## [EXERCISE GOAL]
Your answer should be every line with the word "Copiar", copied from the data below.
INPUT FOR THIS TASK section start
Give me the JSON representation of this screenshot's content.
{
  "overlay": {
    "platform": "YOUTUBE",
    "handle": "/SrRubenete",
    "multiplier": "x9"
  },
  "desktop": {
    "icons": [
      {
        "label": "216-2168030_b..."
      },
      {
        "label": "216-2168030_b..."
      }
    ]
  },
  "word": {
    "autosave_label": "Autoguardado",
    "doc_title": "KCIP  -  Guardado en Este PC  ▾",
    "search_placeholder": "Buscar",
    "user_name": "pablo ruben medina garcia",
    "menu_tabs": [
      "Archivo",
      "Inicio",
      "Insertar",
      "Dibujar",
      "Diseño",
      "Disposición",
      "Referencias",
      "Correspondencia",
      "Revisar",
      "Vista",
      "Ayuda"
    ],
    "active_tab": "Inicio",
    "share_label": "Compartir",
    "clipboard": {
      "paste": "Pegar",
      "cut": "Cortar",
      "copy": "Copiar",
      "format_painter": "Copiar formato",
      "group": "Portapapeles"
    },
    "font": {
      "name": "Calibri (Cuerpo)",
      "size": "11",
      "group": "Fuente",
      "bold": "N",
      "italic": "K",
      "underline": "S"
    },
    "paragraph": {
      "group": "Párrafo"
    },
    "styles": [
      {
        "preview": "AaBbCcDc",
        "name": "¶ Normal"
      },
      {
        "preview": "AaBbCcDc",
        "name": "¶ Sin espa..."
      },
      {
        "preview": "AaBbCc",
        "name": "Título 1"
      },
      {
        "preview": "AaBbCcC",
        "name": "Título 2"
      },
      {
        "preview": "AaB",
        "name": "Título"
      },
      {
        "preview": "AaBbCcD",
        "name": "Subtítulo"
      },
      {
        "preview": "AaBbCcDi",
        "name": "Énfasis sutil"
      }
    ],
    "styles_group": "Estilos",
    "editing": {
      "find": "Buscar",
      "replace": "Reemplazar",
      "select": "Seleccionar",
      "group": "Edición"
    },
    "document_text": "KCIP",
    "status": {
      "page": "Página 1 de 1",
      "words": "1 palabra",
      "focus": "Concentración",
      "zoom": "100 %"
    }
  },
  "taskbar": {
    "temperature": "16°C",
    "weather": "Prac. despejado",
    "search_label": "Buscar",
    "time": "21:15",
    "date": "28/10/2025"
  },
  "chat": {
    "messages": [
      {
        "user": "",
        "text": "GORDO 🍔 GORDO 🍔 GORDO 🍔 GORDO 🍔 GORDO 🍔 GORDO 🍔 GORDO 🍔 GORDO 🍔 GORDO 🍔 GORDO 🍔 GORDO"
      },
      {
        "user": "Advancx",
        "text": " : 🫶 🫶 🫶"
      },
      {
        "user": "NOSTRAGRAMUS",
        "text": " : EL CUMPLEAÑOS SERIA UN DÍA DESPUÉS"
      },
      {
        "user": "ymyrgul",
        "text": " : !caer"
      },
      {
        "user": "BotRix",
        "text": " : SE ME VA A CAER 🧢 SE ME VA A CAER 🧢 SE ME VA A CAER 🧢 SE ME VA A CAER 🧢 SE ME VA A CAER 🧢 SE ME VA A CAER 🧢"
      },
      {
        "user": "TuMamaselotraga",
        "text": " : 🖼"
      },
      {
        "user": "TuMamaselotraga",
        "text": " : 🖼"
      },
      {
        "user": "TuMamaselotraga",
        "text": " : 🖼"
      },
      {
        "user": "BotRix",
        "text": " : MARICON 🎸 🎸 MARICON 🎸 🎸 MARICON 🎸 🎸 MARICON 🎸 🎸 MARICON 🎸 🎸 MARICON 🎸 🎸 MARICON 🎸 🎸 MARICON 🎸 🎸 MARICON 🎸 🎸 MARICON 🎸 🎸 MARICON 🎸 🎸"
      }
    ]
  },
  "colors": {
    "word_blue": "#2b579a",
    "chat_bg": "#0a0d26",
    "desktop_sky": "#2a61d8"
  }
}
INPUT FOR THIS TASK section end
## [RESULT BELOW]
      "copy": "Copiar",
      "format_painter": "Copiar formato",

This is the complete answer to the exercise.